-- Opening Marker --
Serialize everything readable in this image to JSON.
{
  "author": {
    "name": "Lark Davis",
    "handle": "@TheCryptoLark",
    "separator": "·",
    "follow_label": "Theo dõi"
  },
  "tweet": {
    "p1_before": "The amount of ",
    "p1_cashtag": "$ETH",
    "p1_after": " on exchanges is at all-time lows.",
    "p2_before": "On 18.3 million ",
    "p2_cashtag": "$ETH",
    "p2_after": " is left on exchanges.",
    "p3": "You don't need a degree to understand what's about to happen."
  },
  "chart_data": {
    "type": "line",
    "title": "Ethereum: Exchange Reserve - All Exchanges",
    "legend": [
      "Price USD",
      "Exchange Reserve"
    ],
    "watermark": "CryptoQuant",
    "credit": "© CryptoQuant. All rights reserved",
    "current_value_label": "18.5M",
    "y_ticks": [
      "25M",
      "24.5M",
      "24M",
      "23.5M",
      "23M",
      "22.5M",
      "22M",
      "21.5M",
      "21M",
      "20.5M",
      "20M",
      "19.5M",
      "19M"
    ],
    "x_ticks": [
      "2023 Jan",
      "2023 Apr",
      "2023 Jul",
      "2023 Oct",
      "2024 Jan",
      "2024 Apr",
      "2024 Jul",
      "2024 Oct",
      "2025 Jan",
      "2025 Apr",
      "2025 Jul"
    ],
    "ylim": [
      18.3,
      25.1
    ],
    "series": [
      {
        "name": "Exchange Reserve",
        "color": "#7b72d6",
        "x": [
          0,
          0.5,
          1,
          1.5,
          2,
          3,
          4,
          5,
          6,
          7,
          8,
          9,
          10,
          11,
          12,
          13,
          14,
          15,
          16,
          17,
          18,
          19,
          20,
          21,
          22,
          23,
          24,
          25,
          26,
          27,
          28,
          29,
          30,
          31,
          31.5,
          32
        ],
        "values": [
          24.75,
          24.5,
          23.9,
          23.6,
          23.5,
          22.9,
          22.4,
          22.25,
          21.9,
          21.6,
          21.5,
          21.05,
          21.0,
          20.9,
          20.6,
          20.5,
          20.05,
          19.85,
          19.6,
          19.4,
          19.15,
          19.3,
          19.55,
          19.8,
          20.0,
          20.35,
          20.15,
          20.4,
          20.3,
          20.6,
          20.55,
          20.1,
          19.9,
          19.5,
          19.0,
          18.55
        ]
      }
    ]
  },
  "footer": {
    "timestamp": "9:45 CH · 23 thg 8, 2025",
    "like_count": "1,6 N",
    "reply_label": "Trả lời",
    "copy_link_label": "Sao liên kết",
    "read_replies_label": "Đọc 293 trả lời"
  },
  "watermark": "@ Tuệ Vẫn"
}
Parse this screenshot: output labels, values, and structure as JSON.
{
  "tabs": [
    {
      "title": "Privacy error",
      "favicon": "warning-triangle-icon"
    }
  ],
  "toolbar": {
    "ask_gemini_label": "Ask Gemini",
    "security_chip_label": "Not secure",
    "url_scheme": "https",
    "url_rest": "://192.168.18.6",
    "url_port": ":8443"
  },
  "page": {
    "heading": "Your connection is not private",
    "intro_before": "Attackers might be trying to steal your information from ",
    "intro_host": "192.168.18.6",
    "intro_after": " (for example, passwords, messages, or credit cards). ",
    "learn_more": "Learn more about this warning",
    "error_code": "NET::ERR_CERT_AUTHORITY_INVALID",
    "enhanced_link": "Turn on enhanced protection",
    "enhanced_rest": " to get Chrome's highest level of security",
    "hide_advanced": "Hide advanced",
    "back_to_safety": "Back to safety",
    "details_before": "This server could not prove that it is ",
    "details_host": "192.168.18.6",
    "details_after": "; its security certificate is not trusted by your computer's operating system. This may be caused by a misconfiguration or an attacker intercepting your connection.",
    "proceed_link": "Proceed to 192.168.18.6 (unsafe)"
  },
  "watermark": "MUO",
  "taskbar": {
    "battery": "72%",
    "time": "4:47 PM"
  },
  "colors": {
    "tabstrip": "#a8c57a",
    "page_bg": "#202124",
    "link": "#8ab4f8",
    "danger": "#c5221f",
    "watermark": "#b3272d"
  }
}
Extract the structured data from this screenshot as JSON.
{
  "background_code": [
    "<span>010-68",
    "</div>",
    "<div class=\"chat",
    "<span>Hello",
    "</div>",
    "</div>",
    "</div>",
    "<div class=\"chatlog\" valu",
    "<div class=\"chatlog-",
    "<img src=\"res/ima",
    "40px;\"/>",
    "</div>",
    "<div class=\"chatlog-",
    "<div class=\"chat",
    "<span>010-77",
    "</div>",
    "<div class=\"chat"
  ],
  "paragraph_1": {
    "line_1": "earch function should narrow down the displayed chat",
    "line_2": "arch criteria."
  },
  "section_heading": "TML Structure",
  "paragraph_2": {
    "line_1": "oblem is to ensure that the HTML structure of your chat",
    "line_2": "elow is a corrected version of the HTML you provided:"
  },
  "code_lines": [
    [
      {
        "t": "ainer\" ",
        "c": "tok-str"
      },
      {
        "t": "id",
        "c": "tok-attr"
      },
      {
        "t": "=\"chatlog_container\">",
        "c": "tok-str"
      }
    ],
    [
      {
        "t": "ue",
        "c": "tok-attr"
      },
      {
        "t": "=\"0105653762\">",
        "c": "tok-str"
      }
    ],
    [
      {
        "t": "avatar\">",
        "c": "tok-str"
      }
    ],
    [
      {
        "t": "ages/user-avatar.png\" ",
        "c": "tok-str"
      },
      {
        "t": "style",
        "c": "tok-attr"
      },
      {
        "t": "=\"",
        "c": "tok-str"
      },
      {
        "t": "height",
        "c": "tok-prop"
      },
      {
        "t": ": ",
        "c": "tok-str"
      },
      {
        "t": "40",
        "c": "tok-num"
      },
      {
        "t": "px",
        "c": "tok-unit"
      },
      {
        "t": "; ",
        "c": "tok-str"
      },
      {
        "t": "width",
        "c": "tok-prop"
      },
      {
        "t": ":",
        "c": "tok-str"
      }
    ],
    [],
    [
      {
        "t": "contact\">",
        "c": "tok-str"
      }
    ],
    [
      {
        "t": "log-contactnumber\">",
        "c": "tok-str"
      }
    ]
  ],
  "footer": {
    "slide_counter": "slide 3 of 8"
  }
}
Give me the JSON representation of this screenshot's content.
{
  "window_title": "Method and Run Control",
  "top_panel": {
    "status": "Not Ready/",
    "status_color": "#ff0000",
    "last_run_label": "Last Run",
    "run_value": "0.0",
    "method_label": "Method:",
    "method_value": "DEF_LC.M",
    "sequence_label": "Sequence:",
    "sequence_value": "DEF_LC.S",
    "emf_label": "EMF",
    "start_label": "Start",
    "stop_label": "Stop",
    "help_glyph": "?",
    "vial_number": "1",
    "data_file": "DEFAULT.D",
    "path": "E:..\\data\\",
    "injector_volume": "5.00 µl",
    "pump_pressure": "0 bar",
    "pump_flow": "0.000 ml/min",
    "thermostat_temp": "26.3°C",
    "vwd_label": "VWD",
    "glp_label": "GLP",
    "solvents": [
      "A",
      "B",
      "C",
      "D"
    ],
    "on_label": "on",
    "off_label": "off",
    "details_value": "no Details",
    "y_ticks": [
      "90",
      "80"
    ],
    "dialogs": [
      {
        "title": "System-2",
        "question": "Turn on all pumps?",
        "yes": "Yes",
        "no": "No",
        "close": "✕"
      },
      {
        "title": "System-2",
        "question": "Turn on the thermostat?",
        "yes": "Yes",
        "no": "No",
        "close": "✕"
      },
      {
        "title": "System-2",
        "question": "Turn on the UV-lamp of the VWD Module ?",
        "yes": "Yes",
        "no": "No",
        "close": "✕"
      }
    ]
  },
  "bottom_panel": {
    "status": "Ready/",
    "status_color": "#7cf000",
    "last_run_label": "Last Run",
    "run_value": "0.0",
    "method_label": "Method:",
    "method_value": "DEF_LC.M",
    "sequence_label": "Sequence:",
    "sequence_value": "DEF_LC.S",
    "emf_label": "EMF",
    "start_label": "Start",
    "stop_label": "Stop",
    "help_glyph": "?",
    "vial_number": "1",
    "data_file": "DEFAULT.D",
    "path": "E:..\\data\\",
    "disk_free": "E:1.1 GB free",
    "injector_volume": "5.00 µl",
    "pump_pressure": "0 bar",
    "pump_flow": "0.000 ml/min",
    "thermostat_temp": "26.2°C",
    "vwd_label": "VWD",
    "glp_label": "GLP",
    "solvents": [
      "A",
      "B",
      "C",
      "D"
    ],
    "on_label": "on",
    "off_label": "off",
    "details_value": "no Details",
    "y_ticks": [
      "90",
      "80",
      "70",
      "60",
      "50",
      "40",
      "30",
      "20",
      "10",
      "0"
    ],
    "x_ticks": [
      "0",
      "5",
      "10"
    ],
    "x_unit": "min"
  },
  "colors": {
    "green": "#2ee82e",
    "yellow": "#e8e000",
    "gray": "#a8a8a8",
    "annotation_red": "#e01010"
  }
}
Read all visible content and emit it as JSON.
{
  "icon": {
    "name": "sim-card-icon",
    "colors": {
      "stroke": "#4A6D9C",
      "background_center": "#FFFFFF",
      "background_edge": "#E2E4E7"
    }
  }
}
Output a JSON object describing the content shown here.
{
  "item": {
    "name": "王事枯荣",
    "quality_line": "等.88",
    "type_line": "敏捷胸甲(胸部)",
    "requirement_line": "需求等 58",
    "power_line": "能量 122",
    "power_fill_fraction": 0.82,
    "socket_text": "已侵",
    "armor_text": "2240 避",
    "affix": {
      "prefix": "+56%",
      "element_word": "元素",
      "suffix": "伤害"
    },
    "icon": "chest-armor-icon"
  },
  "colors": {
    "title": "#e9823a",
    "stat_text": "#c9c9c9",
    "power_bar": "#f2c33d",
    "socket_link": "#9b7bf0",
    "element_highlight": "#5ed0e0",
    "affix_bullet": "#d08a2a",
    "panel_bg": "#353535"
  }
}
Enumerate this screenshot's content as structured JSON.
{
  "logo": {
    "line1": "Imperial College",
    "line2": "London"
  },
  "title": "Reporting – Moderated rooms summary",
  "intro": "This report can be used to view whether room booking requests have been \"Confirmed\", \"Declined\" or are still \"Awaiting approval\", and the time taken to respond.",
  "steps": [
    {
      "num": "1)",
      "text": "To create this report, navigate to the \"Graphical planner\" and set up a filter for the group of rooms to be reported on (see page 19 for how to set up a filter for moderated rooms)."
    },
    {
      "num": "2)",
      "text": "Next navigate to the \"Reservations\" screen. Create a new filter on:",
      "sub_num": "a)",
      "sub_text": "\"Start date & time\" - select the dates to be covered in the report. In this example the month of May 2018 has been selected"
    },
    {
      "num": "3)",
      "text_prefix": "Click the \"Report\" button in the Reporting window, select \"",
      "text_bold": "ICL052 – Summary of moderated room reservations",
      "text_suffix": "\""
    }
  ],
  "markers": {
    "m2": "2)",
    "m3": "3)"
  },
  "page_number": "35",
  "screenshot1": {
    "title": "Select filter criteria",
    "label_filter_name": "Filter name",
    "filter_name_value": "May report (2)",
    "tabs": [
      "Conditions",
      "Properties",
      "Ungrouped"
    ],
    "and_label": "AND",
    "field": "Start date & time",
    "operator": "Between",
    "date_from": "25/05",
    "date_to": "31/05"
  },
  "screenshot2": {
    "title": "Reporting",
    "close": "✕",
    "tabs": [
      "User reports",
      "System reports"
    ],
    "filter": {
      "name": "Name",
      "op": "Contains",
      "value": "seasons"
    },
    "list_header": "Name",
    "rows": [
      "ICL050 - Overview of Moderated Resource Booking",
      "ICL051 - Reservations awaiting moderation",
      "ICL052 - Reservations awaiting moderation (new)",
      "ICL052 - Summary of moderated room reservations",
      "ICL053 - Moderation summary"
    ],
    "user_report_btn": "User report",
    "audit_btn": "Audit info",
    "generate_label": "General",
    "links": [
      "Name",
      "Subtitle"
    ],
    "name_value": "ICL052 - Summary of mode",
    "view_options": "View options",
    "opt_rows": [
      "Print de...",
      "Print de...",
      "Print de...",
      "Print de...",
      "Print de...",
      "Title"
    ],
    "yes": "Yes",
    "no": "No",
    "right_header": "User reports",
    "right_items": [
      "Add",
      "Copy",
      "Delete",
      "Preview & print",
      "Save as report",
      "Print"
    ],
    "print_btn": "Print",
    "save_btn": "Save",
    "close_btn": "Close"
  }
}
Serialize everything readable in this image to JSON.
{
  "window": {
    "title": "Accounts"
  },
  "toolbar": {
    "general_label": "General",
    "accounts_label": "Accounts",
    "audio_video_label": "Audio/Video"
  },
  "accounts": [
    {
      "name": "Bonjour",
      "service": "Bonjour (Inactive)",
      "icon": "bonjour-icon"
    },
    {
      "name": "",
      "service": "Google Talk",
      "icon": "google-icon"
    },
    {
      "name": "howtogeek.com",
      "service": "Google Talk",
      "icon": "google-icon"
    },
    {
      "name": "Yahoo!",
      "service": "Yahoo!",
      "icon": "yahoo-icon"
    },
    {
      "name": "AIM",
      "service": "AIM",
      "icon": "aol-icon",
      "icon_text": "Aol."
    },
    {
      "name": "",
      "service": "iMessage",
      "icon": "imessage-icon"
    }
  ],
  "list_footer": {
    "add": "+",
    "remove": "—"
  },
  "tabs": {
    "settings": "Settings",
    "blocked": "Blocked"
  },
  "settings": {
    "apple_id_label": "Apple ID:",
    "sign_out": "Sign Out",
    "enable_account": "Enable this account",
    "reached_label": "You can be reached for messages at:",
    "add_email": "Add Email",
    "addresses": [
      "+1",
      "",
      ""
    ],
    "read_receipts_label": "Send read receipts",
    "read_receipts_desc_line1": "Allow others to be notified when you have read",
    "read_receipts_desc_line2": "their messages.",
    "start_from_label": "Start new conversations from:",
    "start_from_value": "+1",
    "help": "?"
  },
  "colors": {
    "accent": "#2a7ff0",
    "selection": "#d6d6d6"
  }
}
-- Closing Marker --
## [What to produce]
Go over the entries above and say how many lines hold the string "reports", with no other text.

## [Task result]
3